US Dollar Weighed Down by Dovish Fed Governors

Dollar Remains Under Pressure Post-Powell

  • The dollar remains under pressure after Powell’s testimony last week
  • The first of the regional Fed manufacturing surveys for July will be reported today
  • There are some signs that US recession fears are receding
  • China data have come in mixed for June; Colombia reports May manufacturing production and retail sales

The dollar is narrowly softer against the majors as the new week begins. Kiwi and Swissie are outperforming, while Loonie and sterling are underperforming. EM currencies are mostly firmer. IDR and RUB are outperforming, while KRW and HKD are underperforming. MSCI Asia Pacific ex-Japan was up 0.3%, with Japan closed for a holiday. MSCI EM is up 0.5% so far today, with the Shanghai Composite rising 0.4%. Euro Stoxx 600 is flat near midday, while US futures are pointing to a higher open. 10-year UST yields are flat at 2.12%, while the 3-month to 10-year spread is flat to stand at -1 bp. Commodity prices are mixed, with Brent oil up 0.5%, copper flat, and gold flat.

The dollar remains under pressure after Powell’s testimony last week. While he seems to have cemented a 25 bp cut on July 31, we continue to believe that markets are overestimating Fed dovishness for the rest of the year. The implied yield on the January 2020 Fed Funds futures contract is currently around 1.71%, which nearly prices in three cuts in total for H2. The Fed’s Williams speaks today.

DXY is sitting on the 200-day moving average near 96.78 today. The 50% retracement objective of the June-July bounce is just below that at 96.715. However, a break of the 62% objective near 96.51 is needed to signal a deeper move towards the June 25 low near 95.843. we remain bullish on the dollar but acknowledge that further near-term losses are likely until the market recalibrates Fed easing expectations.

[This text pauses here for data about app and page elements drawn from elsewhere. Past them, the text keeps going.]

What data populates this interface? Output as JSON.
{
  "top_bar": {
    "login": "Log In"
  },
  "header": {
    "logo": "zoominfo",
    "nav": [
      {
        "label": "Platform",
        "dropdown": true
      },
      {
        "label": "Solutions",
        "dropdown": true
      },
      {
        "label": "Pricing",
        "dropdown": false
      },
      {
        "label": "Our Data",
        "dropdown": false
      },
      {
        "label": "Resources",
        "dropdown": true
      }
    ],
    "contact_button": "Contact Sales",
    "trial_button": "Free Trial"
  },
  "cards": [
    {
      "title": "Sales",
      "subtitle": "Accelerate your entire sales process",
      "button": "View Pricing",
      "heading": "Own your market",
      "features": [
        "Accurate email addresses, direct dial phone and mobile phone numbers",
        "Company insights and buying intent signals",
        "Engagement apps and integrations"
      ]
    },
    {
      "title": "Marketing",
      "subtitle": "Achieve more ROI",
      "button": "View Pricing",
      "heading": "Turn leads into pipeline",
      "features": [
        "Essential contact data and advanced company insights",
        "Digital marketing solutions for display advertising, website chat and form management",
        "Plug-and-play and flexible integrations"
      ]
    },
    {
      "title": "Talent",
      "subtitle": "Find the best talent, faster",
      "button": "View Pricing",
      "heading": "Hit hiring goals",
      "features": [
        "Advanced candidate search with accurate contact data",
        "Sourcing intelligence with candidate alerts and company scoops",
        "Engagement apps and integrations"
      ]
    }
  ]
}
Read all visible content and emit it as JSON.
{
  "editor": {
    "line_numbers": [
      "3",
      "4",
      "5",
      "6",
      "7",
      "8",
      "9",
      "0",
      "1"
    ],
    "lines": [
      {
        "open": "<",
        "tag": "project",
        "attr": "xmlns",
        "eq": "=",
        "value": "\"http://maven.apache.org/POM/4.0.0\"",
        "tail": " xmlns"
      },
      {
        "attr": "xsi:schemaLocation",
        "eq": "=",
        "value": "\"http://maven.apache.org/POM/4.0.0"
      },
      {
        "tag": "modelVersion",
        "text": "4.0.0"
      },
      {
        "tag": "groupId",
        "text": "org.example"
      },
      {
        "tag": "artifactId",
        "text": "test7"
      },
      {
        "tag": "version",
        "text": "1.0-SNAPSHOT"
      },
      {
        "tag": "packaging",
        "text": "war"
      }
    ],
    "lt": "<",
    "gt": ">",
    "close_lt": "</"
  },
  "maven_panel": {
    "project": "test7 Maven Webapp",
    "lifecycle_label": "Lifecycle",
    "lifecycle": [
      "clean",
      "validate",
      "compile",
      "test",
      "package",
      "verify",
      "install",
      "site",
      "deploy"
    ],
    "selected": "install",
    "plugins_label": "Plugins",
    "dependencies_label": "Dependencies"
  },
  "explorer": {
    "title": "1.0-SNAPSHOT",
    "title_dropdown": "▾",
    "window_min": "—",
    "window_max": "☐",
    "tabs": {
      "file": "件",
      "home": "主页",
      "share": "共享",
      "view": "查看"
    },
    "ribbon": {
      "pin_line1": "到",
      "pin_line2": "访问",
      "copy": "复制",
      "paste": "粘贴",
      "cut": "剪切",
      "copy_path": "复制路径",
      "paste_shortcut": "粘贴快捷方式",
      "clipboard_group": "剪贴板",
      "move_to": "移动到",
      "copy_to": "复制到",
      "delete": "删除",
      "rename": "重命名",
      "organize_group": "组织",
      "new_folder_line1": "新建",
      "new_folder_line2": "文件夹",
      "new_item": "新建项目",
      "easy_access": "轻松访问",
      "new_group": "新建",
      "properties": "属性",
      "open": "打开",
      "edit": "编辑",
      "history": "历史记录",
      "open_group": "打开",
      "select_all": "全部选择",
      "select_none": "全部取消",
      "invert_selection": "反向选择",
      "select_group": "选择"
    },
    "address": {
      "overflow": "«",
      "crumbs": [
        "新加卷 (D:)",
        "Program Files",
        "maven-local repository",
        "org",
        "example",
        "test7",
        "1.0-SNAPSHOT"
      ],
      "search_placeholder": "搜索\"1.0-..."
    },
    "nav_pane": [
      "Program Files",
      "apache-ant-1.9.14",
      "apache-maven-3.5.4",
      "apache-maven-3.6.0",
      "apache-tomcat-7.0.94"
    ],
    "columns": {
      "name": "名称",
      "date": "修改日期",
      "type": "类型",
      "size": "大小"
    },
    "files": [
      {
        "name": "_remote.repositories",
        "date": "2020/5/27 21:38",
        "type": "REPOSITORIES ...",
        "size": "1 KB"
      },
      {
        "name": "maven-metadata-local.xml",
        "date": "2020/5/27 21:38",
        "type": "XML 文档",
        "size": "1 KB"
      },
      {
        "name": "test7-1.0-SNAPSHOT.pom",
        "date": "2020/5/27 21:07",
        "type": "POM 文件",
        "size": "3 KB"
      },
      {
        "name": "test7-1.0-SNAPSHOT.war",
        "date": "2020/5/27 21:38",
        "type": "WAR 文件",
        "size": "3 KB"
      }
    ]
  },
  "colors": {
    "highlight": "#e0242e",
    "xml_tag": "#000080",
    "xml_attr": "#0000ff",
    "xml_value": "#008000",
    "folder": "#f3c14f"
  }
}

The first of the regional Fed manufacturing surveys for July will be reported today. The Empire survey is seen rebounding to 2.0 from -8.6 in June. Philly Fed reports Thursday and is expected to rebound to 5.0 from 0.3 in June. While a recovery from the weak June readings is certainly welcome, US manufacturing remains vulnerable to the ongoing US-China trade tensions.

There are some signs that US recession fears are receding. The US 10-year yield stands near 2.12%, the highest since mid-June. More importantly, the 3-month to 10-year spread is nearly flat, reversing the deep inversion to -25 bp earlier this month. As we have long suspected, the spread is likely to move back into positive territory on signs that the US economy remains in solid shape. Higher than expected CPI and PPI readings for June didn’t hurt either.

China data have come in mixed for June. Exports contracted -1.3% y/y and imports by -7.3% y/y, while aggregate finance rose CNY2.26 trln vs. CNY1.9 trln expected. IP rose 6.3% y/y vs. 5.2% expected, while retail sales rose 9.8% y/y vs. 8.5% expected. Lastly, Q2 GDP slowed to 6.2% y/y, as expected.

Weak June data from emerging Asia support the notion that the ongoing US-China trade war will continue to weigh on global growth and trade. That is clearly negative for EM, though for now, the dovish Fed stance is supportive of risk assets in general. We remain cautious on EM as more weak data is expected this week and especially given our less dovish take on the Fed.

Colombia reports May manufacturing production and retail sales. The former is expected to rise 4.2% y/y and the latter by 5.0% y/y. While inflation remains in the top half of the 2-4% target range, the sluggish economy should keep rates on hold in H2. Next central bank meeting is July 26, no change is expected then.

Israel reports June CPI, which is expected to rise 1.2% y/y vs. 1.5% in May. If so, inflation would move closer to the bottom of the 1-3% target range. Next central bank meeting is August 29, no change is expected then.